An Unmissable Comedy: Summer Heights High

June 11, 2008 by  
Filed under Reviews

summerheightshigh.jpgI have never forgotten what high school was really like. The fantasies that underpin U.S shows like Greek and Gossip Girl and their saccharine counterparts, or even Channel 4’s The Inbetweeners, rely less on reality and more on melodrama to fuel their plots. And fair enough. I thoroughly enjoy each trashy minute of these shows, with their sexed up casts and comfortably familiar storylines.

But that sure wasn’t like my high school.

Sometimes you can’t capture the atmosphere of school from straight on. This is a complex environment that so shapes us. You have to come to it from a different angle, whistling nonchalantly. This is what Chris Lilley does in the new Australian mockumentary Summer Heights High (BBC, Tuesdays, 10:30pm). He just creates three characters that make you laugh. Yet somehow it sneaks up on you that this show really, really captures the nuances of high school. The cliques, the teachers who care and who don’t, the people who can cope and the people who can’t. And all of these dramas are very real. This is not about getting girls, sexy parties and parents having affairs. Summer Heights High gets its comedy from the most understated and yet real dramas of high school.

Comic Chris Lilley plays all three roles, Ja’mie- a hideous private school girl on exchange at the ‘povo’ public school. She marches around, ruthlessly crashing in on the popular hierarchy with a boob thrusting superiority complex. On the other end of the spectrum is Jonah Takalua, an Islander boy with attitude and a learning disability. Jonah’s deteriorating school life is a reflection on so many kids going through the education system. Maybe best of all, certainly most controversial, is drama teacher Mr G. Beneath delusions of grandeur “an industry profession for high school teacher rates?, and musical spectaculars such as Tsunarama, a musical ode to the Tsunami tragedy set to the music of Banarama, is a man whose dreams have not been achieved. Lilley lances that fundamental flaw of humanity in which self obsession overrides responsibility.

For all its humour, beneath its comic exterior this is a show that is at times fiercely critical of this politically correct, careful and yet ultimately careless environment, that can never really look after every kid. Desperation, pretention, and the hopelessly disruptive are fundamental cogs in high school and Lilley captures this beautifully.

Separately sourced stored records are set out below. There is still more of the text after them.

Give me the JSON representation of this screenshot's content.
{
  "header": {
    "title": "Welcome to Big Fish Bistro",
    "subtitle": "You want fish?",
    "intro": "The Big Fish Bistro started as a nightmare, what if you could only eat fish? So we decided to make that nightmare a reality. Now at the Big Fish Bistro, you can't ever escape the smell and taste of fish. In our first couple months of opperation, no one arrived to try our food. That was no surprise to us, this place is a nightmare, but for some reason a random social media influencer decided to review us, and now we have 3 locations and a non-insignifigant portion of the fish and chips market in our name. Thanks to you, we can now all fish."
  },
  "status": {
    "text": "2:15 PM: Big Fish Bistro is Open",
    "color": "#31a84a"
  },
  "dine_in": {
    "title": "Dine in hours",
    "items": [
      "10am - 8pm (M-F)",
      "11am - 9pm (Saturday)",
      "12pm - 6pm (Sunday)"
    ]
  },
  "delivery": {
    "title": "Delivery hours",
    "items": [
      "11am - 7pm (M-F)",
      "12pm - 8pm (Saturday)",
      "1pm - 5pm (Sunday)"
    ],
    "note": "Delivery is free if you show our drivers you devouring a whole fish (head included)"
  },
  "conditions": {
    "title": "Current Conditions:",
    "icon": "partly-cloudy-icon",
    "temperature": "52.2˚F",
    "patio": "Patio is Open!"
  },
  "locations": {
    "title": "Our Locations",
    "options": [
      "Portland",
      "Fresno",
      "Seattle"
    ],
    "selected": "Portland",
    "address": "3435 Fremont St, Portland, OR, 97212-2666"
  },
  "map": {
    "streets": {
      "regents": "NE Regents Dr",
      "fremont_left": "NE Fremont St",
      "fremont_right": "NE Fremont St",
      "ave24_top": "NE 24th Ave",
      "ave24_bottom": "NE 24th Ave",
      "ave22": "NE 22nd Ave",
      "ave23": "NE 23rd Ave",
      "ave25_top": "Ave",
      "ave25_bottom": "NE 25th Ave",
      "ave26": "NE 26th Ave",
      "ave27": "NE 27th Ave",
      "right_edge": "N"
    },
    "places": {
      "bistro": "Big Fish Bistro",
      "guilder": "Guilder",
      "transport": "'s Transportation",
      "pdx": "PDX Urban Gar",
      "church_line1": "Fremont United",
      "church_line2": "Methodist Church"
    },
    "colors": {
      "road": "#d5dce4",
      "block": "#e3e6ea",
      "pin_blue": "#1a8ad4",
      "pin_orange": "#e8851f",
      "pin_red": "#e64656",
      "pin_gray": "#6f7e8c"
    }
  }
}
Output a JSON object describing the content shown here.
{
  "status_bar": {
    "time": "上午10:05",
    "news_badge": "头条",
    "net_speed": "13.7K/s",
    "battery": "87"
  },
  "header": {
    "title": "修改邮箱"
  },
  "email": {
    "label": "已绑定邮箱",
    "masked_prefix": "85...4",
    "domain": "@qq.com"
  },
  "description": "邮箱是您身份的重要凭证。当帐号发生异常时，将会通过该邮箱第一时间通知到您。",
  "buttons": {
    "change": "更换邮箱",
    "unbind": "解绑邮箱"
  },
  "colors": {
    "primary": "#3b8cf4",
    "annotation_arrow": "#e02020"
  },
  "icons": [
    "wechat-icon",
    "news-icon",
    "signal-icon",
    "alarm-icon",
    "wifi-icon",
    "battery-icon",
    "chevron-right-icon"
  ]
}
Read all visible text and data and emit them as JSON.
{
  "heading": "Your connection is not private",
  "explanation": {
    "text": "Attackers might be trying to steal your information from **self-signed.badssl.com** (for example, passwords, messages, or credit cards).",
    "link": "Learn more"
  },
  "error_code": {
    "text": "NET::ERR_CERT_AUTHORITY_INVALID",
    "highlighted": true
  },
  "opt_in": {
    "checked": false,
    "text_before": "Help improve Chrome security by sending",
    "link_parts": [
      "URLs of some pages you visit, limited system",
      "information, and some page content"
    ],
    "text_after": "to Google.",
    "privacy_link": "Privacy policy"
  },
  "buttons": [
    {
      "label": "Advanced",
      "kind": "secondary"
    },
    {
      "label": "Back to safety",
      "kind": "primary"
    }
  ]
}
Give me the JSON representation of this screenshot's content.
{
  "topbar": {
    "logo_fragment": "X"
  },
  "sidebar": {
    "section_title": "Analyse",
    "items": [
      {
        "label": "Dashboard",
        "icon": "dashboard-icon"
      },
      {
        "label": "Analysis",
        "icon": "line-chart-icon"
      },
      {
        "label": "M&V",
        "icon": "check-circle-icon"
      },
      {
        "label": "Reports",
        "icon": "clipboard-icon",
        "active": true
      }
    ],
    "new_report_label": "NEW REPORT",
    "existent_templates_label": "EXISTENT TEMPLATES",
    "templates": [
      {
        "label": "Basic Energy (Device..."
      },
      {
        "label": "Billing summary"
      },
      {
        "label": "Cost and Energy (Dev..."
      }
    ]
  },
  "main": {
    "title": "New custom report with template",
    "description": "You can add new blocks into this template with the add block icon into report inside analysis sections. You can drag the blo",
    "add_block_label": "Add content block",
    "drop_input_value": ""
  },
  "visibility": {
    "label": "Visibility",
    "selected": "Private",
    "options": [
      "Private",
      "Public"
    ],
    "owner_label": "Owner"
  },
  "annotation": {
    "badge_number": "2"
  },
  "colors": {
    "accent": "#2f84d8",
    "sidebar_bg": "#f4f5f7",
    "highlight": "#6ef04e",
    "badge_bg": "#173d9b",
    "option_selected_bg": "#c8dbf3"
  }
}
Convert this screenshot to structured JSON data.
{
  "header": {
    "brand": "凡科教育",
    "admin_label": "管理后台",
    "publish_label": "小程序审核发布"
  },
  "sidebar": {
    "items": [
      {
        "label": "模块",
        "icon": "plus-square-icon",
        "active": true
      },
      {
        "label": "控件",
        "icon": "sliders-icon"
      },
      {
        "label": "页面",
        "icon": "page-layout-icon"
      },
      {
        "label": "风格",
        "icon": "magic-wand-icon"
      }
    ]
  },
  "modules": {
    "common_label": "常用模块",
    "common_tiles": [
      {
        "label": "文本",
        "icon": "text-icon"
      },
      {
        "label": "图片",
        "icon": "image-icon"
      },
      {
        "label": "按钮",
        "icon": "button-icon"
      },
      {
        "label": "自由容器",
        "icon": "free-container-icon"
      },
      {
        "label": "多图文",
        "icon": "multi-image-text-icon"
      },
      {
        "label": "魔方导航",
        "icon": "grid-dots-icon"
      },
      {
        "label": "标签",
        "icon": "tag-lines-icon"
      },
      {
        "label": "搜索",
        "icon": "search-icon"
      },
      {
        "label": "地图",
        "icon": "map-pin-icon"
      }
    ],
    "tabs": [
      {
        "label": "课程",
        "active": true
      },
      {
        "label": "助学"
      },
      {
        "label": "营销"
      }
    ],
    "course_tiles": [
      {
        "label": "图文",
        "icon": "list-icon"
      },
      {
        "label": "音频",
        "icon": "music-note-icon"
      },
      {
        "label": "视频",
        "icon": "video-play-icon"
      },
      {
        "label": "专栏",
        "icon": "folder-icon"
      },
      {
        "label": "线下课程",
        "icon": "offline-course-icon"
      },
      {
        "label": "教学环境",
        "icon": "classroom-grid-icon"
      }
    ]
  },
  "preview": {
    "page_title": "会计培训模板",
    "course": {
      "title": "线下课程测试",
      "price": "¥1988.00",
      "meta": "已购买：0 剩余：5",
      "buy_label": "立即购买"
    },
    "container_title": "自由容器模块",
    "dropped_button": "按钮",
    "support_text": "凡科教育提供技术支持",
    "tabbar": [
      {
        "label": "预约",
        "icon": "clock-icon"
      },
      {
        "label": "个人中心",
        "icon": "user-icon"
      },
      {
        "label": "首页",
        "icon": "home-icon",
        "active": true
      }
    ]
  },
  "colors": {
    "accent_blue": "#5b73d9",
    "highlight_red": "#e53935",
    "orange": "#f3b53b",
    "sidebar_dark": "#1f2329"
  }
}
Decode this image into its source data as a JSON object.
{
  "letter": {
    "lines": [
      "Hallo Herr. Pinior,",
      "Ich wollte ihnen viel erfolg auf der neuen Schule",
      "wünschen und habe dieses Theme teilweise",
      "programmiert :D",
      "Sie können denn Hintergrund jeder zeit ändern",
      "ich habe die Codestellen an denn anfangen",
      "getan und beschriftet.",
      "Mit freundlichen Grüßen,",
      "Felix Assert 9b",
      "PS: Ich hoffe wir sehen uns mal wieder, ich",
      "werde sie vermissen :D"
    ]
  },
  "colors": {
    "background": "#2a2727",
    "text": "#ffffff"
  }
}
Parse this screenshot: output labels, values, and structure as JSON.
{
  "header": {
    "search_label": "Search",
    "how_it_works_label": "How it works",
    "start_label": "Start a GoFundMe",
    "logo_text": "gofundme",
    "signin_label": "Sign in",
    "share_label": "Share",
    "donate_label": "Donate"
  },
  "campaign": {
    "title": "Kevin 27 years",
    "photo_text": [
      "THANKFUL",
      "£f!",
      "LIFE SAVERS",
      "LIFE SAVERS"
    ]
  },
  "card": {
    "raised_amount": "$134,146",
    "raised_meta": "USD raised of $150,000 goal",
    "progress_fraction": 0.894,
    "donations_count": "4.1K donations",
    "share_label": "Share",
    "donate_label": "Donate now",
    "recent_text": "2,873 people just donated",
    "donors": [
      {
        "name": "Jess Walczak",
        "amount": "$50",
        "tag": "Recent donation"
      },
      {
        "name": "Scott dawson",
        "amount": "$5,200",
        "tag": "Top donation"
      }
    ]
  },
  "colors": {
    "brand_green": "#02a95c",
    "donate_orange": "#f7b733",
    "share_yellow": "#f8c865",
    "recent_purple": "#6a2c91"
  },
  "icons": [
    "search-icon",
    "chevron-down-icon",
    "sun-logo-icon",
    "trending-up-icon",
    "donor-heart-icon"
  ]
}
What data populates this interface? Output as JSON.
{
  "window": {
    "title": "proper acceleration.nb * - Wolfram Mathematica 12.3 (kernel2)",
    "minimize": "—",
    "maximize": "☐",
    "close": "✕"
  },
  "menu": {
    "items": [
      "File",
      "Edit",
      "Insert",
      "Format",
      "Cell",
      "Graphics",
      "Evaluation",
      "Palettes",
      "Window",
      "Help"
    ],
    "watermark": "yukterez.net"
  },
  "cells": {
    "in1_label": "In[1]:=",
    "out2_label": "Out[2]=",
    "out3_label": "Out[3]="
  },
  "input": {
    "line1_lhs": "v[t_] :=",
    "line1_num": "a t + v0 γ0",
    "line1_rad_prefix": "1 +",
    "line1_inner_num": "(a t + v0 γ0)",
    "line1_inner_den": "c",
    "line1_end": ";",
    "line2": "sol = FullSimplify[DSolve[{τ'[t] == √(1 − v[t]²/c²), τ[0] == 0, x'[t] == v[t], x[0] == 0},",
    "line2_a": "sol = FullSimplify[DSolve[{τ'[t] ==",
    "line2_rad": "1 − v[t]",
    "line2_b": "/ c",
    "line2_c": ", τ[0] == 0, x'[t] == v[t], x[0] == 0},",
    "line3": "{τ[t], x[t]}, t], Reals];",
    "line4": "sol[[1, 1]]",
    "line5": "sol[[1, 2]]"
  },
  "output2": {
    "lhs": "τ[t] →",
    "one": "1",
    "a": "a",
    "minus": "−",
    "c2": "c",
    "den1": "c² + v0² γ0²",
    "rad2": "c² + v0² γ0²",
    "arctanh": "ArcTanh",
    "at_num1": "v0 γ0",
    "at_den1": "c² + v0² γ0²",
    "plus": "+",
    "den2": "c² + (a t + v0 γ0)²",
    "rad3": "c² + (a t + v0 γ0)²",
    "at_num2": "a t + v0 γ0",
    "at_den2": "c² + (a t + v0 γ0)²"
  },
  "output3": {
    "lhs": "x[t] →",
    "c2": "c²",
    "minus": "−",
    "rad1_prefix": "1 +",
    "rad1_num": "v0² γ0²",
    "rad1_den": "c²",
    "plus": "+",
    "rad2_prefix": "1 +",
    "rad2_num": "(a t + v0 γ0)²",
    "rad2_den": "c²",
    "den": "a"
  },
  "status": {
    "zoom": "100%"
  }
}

A savagely funny comedy, that revels in the immense microcosm that is high school. It is
unrepentant, unsentimental and yet ultimately quite heart breaking. A show that proves that, for all that it is about high school, Australian comedy is growing up.

J balcazar says:

This was hysterical. Really funny and yet gritty at odd moments. Cringe humor at its best!!

Mindwalker says:

I loved every minute of summer heights high and i think your review hits it right on the head….

Can’t wait to see more of our grown up Ozzy Comedy, keep the recommendations coming.

L